Fuchsias are named after the 16th century German doctor, Leonhart Fuchs, who gained horticultural credibility by publishing a herbal in the 1540s but never actually laid his eyes on a fuchsia. It’s useful to know his surname, though, because it helps us remember how to spell the plant’s name– simply ‘Fuchs’ with an ‘ia’ at the end.

There are more than 100 species of fuchsias in nature, but most garden fuchsias are hybrids that have been bred for their showy flowers. These flowers are often quite large and pendulous, which means they’re easily damaged. The clue, then, is to keep the plants in a sheltered position that isn’t exposed to strong winds. Fuchsia plants prefer gentle conditions with plenty of water, good drainage, no temperature extremes and protection from the hottest sun.

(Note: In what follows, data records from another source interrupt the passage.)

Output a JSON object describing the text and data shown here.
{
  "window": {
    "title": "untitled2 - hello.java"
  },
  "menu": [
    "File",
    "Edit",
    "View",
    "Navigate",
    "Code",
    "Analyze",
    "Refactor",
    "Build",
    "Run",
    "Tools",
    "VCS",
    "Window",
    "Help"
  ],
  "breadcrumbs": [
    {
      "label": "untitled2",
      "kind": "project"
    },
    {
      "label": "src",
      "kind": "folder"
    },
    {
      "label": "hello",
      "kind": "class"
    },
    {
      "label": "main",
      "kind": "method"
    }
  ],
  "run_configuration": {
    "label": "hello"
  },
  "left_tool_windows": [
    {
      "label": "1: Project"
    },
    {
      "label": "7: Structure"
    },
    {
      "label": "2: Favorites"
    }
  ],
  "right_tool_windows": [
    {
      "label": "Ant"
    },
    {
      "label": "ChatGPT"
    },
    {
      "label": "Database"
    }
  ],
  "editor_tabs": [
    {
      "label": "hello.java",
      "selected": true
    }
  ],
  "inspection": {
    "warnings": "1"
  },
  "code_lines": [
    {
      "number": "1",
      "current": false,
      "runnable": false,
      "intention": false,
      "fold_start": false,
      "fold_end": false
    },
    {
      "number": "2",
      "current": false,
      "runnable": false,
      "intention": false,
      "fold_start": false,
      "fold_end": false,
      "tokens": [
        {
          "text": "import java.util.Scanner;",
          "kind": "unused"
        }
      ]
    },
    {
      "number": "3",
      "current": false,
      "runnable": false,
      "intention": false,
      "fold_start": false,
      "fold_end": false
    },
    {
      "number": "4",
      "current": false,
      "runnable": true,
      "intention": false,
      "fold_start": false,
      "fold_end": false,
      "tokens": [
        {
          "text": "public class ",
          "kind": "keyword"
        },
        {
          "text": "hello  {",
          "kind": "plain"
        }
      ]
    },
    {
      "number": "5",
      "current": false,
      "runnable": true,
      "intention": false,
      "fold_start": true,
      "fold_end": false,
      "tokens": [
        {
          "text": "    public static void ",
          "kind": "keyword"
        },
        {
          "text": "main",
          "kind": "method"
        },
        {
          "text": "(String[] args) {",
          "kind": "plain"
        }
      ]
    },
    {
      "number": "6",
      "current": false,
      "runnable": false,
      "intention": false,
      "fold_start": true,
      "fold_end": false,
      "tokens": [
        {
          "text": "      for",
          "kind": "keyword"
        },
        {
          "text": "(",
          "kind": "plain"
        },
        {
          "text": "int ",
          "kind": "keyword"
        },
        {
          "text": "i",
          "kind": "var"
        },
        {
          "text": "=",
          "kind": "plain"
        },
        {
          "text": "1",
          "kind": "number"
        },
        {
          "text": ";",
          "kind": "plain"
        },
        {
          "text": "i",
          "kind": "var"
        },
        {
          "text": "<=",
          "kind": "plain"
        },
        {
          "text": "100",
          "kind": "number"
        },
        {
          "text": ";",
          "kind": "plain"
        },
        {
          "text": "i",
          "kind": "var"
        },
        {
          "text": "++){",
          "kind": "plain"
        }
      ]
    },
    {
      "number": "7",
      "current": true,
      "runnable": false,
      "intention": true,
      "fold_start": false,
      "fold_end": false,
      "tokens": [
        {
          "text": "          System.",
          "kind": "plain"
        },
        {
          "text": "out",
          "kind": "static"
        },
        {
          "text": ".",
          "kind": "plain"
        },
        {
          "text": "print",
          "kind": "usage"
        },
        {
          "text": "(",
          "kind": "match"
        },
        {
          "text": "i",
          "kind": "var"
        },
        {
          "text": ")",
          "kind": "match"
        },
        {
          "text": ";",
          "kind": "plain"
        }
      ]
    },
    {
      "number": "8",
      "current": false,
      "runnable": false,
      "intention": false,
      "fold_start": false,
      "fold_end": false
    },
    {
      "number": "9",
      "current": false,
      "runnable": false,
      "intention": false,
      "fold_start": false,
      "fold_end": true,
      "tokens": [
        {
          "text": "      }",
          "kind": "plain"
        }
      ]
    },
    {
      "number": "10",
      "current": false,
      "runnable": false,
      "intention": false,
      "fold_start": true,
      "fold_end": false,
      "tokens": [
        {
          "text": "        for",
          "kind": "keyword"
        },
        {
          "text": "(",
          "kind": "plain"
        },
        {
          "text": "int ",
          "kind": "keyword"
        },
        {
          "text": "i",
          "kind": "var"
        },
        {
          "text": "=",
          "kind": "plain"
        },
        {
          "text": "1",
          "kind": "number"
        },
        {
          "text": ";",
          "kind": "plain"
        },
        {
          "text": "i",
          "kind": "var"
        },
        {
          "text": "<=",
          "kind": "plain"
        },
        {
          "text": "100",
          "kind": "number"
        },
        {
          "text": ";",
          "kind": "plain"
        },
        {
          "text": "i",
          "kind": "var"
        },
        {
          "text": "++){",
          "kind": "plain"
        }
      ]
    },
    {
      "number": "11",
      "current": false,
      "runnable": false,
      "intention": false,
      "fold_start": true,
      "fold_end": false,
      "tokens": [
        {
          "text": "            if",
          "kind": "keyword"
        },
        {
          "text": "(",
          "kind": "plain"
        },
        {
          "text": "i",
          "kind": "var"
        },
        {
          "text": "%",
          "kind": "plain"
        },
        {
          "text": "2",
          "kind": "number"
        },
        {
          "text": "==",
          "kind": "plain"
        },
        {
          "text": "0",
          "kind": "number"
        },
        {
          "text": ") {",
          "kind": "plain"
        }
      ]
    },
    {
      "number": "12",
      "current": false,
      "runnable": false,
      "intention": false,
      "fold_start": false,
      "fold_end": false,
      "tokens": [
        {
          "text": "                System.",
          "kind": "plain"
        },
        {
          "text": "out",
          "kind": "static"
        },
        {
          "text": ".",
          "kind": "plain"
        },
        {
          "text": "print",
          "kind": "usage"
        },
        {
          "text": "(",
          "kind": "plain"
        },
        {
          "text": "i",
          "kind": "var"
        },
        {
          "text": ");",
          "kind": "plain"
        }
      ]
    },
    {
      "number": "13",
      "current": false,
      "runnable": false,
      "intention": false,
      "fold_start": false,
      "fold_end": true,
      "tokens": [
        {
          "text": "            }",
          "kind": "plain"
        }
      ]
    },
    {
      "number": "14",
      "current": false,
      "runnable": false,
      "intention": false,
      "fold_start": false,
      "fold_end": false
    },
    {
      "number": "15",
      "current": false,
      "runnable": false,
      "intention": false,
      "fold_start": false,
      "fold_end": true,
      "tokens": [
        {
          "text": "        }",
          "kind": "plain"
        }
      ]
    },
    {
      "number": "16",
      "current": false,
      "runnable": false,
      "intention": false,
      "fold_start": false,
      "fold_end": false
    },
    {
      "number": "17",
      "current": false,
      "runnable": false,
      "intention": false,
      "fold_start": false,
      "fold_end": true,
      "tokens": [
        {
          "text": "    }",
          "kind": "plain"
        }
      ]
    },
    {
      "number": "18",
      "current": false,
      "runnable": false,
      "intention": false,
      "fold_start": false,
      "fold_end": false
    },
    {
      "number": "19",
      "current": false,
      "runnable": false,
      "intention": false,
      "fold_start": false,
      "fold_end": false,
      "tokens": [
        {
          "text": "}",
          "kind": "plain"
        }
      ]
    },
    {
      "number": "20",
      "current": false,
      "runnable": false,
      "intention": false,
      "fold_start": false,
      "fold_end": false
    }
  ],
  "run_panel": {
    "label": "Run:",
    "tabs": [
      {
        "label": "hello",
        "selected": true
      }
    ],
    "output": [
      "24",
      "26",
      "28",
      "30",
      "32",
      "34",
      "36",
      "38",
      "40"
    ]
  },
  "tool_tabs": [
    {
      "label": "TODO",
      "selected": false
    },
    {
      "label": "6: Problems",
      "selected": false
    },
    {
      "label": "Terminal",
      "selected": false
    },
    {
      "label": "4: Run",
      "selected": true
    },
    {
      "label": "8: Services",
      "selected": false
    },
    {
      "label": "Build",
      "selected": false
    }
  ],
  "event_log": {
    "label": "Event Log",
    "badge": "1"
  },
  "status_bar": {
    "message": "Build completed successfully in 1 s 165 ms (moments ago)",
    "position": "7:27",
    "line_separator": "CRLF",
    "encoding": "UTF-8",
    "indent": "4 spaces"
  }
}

Some of the pendulous varieties are ideally grown in a hanging basket or pot so that the flowers can be seen from below. Fuchsia flowers usually have sepals (the petal-like parts at the top of the flower) that blend or contrast in colour with the softer single or double petals that flair out below. Stamens protrude from beneath the petals, looking like a bunch of skinny, dangling legs. The effect can be totally charming – like a cluster of full-skirted ballerinas waiting to move onto the stage


Hot and dry conditions cause flower buds to fail to develop properly flowers, if any, will quickly fade and drop. Whiteflies are the most common insect pest on fuchsia. Other insect pests include aphids, which cause curling of the leaves. Thrips, mealybugs, spider mites, and scales can also attack fuchsia. For more information on common houseplant insects see HGIC 2252 Common Houseplant Insects and Related Pests.

Diseases that affect fuchsia include fuchsia rust however, some cultivars are resistant to rust. Botrytis blight also affects fuchsia but can be prevented with good air circulation, adequate spacing and good sanitation. Other disease organisms that attack fuchsia include Pythium, Phytophthora and Rhizoctonia. For more information on houseplant diseases see HGIC 2251 Houseplant Diseases and Disorders.

If this document didn’t answer your questions, please contact HGIC at [email protected] or 1-888-656-9988.


Bob Polomski, PhD, Associate Extension Specialist, Clemson University
Janet McLeod Scott, Former Horticulture Information Specialist, Clemson University

This information is supplied with the understanding that no discrimination is intended and no endorsement of brand names or registered trademarks by the Clemson University Cooperative Extension Service is implied, nor is any discrimination intended by the exclusion of products or manufacturers not named. All recommendations are for South Carolina conditions and may not apply to other areas. Use pesticides only according to the directions on the label. All recommendations for pesticide use are for South Carolina only and were legal at the time of publication, but the status of registration and use patterns are subject to change by action of state and federal regulatory agencies. Follow all directions, precautions and restrictions that are listed.

Watch the video: How to Grow Fuchsia from Seed. Start to Finish. Gardening Online